Data excerpts
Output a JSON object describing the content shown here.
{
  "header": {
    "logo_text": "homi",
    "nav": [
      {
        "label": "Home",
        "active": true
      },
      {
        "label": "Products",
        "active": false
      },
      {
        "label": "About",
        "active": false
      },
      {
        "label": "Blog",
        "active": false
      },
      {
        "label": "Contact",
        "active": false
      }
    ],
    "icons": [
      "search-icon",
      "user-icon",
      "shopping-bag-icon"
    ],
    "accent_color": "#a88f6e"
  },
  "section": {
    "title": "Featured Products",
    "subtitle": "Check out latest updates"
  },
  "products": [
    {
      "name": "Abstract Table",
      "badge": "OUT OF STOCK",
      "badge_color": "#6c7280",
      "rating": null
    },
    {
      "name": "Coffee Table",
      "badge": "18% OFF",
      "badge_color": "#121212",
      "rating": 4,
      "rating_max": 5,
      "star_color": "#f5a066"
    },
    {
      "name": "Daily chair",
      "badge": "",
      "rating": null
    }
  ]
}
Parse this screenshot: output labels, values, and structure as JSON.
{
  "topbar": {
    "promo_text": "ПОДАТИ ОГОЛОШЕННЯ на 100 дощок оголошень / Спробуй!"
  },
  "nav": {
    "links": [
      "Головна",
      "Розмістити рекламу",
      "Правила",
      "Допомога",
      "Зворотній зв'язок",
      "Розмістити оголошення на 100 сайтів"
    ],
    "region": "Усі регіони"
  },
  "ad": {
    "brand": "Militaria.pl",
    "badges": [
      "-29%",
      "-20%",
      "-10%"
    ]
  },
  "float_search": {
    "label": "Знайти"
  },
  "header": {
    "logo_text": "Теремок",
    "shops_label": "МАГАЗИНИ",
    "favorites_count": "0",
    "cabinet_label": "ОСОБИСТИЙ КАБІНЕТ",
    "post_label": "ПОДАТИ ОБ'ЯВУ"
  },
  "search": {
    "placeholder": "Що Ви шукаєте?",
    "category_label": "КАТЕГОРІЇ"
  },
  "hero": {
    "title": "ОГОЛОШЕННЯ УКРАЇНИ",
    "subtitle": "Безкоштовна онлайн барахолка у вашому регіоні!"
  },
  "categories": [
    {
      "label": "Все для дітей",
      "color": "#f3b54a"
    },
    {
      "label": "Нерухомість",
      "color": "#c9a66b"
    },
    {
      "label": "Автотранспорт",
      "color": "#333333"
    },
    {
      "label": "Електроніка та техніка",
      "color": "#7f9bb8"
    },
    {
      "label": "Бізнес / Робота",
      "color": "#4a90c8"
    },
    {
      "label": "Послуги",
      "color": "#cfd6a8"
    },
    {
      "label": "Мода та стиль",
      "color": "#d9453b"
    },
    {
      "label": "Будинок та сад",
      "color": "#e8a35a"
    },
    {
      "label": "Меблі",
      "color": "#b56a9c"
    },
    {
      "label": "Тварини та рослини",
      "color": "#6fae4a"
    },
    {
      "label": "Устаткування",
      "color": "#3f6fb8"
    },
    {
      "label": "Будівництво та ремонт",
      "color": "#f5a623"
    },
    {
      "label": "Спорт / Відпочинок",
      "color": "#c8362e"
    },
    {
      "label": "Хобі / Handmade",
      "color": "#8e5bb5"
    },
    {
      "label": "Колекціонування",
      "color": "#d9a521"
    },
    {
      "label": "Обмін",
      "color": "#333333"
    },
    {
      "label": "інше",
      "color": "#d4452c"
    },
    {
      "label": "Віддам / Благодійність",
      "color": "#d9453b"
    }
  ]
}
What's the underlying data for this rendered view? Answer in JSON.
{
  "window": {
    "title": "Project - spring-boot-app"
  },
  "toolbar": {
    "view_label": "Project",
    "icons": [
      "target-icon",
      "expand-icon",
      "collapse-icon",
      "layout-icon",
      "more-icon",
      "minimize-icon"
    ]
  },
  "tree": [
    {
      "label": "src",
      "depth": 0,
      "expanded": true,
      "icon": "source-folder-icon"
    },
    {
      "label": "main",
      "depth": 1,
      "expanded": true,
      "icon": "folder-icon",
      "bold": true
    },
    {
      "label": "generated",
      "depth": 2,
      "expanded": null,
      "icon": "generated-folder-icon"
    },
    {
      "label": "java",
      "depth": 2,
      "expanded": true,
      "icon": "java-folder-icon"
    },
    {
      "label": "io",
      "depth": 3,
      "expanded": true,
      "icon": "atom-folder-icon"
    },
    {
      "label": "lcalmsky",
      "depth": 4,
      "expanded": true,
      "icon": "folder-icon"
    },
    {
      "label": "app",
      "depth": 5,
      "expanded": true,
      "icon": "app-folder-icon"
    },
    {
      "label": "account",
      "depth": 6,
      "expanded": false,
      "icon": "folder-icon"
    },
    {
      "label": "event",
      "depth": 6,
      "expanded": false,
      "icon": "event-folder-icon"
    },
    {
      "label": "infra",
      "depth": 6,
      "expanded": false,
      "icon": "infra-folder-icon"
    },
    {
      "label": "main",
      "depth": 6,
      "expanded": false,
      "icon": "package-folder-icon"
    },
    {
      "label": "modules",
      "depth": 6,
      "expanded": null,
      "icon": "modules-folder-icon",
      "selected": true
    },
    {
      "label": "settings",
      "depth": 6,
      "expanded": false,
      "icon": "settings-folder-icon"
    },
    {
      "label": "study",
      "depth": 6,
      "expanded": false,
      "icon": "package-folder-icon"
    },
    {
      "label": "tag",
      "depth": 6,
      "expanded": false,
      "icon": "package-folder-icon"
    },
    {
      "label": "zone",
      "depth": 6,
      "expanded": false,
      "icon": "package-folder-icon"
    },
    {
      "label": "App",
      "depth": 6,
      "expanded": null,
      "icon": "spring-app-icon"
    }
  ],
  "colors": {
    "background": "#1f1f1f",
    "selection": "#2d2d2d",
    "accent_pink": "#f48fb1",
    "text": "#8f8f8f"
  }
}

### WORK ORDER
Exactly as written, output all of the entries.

### FINAL ANSWER
Output a JSON object describing the content shown here.
{
  "header": {
    "logo_text": "homi",
    "nav": [
      {
        "label": "Home",
        "active": true
      },
      {
        "label": "Products",
        "active": false
      },
      {
        "label": "About",
        "active": false
      },
      {
        "label": "Blog",
        "active": false
      },
      {
        "label": "Contact",
        "active": false
      }
    ],
    "icons": [
      "search-icon",
      "user-icon",
      "shopping-bag-icon"
    ],
    "accent_color": "#a88f6e"
  },
  "section": {
    "title": "Featured Products",
    "subtitle": "Check out latest updates"
  },
  "products": [
    {
      "name": "Abstract Table",
      "badge": "OUT OF STOCK",
      "badge_color": "#6c7280",
      "rating": null
    },
    {
      "name": "Coffee Table",
      "badge": "18% OFF",
      "badge_color": "#121212",
      "rating": 4,
      "rating_max": 5,
      "star_color": "#f5a066"
    },
    {
      "name": "Daily chair",
      "badge": "",
      "rating": null
    }
  ]
}
Parse this screenshot: output labels, values, and structure as JSON.
{
  "topbar": {
    "promo_text": "ПОДАТИ ОГОЛОШЕННЯ на 100 дощок оголошень / Спробуй!"
  },
  "nav": {
    "links": [
      "Головна",
      "Розмістити рекламу",
      "Правила",
      "Допомога",
      "Зворотній зв'язок",
      "Розмістити оголошення на 100 сайтів"
    ],
    "region": "Усі регіони"
  },
  "ad": {
    "brand": "Militaria.pl",
    "badges": [
      "-29%",
      "-20%",
      "-10%"
    ]
  },
  "float_search": {
    "label": "Знайти"
  },
  "header": {
    "logo_text": "Теремок",
    "shops_label": "МАГАЗИНИ",
    "favorites_count": "0",
    "cabinet_label": "ОСОБИСТИЙ КАБІНЕТ",
    "post_label": "ПОДАТИ ОБ'ЯВУ"
  },
  "search": {
    "placeholder": "Що Ви шукаєте?",
    "category_label": "КАТЕГОРІЇ"
  },
  "hero": {
    "title": "ОГОЛОШЕННЯ УКРАЇНИ",
    "subtitle": "Безкоштовна онлайн барахолка у вашому регіоні!"
  },
  "categories": [
    {
      "label": "Все для дітей",
      "color": "#f3b54a"
    },
    {
      "label": "Нерухомість",
      "color": "#c9a66b"
    },
    {
      "label": "Автотранспорт",
      "color": "#333333"
    },
    {
      "label": "Електроніка та техніка",
      "color": "#7f9bb8"
    },
    {
      "label": "Бізнес / Робота",
      "color": "#4a90c8"
    },
    {
      "label": "Послуги",
      "color": "#cfd6a8"
    },
    {
      "label": "Мода та стиль",
      "color": "#d9453b"
    },
    {
      "label": "Будинок та сад",
      "color": "#e8a35a"
    },
    {
      "label": "Меблі",
      "color": "#b56a9c"
    },
    {
      "label": "Тварини та рослини",
      "color": "#6fae4a"
    },
    {
      "label": "Устаткування",
      "color": "#3f6fb8"
    },
    {
      "label": "Будівництво та ремонт",
      "color": "#f5a623"
    },
    {
      "label": "Спорт / Відпочинок",
      "color": "#c8362e"
    },
    {
      "label": "Хобі / Handmade",
      "color": "#8e5bb5"
    },
    {
      "label": "Колекціонування",
      "color": "#d9a521"
    },
    {
      "label": "Обмін",
      "color": "#333333"
    },
    {
      "label": "інше",
      "color": "#d4452c"
    },
    {
      "label": "Віддам / Благодійність",
      "color": "#d9453b"
    }
  ]
}
What's the underlying data for this rendered view? Answer in JSON.
{
  "window": {
    "title": "Project - spring-boot-app"
  },
  "toolbar": {
    "view_label": "Project",
    "icons": [
      "target-icon",
      "expand-icon",
      "collapse-icon",
      "layout-icon",
      "more-icon",
      "minimize-icon"
    ]
  },
  "tree": [
    {
      "label": "src",
      "depth": 0,
      "expanded": true,
      "icon": "source-folder-icon"
    },
    {
      "label": "main",
      "depth": 1,
      "expanded": true,
      "icon": "folder-icon",
      "bold": true
    },
    {
      "label": "generated",
      "depth": 2,
      "expanded": null,
      "icon": "generated-folder-icon"
    },
    {
      "label": "java",
      "depth": 2,
      "expanded": true,
      "icon": "java-folder-icon"
    },
    {
      "label": "io",
      "depth": 3,
      "expanded": true,
      "icon": "atom-folder-icon"
    },
    {
      "label": "lcalmsky",
      "depth": 4,
      "expanded": true,
      "icon": "folder-icon"
    },
    {
      "label": "app",
      "depth": 5,
      "expanded": true,
      "icon": "app-folder-icon"
    },
    {
      "label": "account",
      "depth": 6,
      "expanded": false,
      "icon": "folder-icon"
    },
    {
      "label": "event",
      "depth": 6,
      "expanded": false,
      "icon": "event-folder-icon"
    },
    {
      "label": "infra",
      "depth": 6,
      "expanded": false,
      "icon": "infra-folder-icon"
    },
    {
      "label": "main",
      "depth": 6,
      "expanded": false,
      "icon": "package-folder-icon"
    },
    {
      "label": "modules",
      "depth": 6,
      "expanded": null,
      "icon": "modules-folder-icon",
      "selected": true
    },
    {
      "label": "settings",
      "depth": 6,
      "expanded": false,
      "icon": "settings-folder-icon"
    },
    {
      "label": "study",
      "depth": 6,
      "expanded": false,
      "icon": "package-folder-icon"
    },
    {
      "label": "tag",
      "depth": 6,
      "expanded": false,
      "icon": "package-folder-icon"
    },
    {
      "label": "zone",
      "depth": 6,
      "expanded": false,
      "icon": "package-folder-icon"
    },
    {
      "label": "App",
      "depth": 6,
      "expanded": null,
      "icon": "spring-app-icon"
    }
  ],
  "colors": {
    "background": "#1f1f1f",
    "selection": "#2d2d2d",
    "accent_pink": "#f48fb1",
    "text": "#8f8f8f"
  }
}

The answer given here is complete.